How it works
First, you need to understand the nuts and bolts of a website. Every website contains hundreds of elements like images, videos, icons, buttons, you name it. To insert a piece of content from another source into a webpage, you’ll need a special web element called an iframe.
So, when you visit a malicious website, it loads the LinkedIn AutoFill button iframe. You can’t see it because it’s invisible and may take up even the entire webpage. If you click anywhere on the page, LinkedIn interprets this as the AutoFill button being pressed, and sends the information via a special postMessage service to the malicious site. Eventually, the malicious site decodes the user’s data.
Making things even worse? Websites like Twitter, SalesForce, and Twilio also use the AutoFill form and LinkedIn privacy settings don’t control this. Even if users have configured their LinkedIn privacy settings to hide their email, phone number, or other info, it can still be pulled in from the AutoFill plugin.
How to stay safe
According to Naked Security, LinkedIn has taken rapid actions and patched the loophole on April 19 by restricting the plugin to the list of sites that have permission to use AutoFill.
Yes, LinkedIn AutoFill works on whitelisted domains for approved advertisers. However, you can still take the following actions to protect your private data:
Remember to log out of websites like LinkedIn after you’ve finished using them.
Check all the websites that you have ever used. If you no longer need them, just remove your accounts and delete all your data.
Giant tech companies are facing more and more vulnerabilities, so much so that governments are now getting involved to consider possible solutions to this problem.

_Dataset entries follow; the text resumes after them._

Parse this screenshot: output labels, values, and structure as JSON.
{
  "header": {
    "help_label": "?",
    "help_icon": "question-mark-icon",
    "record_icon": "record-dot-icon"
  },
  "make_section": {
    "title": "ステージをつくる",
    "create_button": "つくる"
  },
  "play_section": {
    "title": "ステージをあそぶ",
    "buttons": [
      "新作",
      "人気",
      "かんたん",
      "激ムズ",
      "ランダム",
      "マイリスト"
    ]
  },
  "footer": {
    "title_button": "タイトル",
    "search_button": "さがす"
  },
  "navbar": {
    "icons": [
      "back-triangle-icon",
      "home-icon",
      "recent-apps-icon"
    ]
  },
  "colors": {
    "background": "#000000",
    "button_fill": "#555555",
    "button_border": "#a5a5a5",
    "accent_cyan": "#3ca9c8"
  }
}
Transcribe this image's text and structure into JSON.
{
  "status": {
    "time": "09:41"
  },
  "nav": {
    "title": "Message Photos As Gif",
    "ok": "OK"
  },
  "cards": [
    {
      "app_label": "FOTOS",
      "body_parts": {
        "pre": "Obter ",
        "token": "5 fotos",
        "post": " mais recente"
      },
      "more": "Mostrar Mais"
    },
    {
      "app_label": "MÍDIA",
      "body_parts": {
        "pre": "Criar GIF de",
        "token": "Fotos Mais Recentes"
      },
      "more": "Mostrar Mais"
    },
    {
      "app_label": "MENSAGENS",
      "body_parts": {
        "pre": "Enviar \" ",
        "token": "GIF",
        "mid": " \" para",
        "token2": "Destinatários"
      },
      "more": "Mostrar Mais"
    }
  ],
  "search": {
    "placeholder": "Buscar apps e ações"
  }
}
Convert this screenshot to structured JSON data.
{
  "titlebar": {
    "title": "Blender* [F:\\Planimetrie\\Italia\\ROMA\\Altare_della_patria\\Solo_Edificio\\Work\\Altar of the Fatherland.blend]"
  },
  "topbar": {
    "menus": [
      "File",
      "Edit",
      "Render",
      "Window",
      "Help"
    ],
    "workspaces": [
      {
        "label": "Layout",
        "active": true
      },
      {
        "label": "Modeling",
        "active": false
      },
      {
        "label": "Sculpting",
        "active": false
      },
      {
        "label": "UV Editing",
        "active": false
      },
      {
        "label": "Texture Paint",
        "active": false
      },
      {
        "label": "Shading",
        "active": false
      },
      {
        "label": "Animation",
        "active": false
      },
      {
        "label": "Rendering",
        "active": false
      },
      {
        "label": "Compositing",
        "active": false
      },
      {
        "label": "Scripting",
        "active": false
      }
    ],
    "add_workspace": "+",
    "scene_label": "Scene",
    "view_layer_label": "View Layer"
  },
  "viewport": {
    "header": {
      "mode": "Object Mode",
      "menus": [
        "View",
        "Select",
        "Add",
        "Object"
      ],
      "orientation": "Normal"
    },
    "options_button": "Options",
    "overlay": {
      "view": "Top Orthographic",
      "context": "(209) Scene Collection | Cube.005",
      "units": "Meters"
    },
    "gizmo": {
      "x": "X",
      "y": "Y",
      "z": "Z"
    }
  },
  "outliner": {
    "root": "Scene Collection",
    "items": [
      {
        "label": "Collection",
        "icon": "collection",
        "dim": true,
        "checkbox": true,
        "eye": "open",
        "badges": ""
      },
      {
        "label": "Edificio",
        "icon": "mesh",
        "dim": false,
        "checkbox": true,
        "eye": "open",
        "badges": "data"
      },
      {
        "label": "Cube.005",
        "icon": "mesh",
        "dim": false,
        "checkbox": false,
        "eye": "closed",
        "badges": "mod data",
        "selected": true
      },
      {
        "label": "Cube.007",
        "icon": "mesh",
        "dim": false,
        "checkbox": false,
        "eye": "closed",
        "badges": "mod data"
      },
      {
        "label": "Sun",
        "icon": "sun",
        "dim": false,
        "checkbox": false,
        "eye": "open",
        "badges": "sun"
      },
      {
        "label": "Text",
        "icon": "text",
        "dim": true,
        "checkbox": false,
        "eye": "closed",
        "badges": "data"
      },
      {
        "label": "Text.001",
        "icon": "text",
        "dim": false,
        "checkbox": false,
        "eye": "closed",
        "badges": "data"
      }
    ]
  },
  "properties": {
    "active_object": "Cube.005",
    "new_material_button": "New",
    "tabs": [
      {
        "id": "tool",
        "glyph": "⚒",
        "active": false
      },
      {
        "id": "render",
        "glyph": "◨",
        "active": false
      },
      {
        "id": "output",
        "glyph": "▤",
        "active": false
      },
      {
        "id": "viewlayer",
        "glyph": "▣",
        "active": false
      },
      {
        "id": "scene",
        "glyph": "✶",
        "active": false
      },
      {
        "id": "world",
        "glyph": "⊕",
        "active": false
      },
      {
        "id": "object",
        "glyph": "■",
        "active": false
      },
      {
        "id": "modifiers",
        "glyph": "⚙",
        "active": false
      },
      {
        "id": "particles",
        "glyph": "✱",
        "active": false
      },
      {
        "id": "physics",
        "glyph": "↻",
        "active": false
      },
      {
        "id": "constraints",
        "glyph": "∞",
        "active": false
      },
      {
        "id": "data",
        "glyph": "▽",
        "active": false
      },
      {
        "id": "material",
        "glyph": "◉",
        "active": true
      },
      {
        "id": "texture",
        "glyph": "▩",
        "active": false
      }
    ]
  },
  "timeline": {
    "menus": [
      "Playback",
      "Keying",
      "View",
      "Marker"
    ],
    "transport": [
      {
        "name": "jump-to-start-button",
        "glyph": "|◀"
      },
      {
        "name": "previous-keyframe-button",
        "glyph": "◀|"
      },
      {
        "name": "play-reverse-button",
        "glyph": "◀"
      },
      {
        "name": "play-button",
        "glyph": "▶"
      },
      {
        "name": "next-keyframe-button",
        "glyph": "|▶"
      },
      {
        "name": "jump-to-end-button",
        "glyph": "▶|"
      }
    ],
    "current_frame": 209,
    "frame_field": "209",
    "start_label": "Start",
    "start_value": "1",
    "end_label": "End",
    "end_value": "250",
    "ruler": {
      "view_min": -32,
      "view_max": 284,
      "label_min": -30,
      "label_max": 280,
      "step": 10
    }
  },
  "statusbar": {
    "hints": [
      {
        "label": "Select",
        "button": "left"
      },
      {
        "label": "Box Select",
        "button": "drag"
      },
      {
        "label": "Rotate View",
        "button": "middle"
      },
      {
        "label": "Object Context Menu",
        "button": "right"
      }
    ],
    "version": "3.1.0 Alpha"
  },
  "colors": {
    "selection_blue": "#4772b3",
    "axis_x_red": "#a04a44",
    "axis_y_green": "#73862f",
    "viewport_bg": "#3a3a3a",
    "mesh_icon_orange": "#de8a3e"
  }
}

Until there’s a viable solution in place, it’s better to be careful and avoid sharing your private information as much as possible.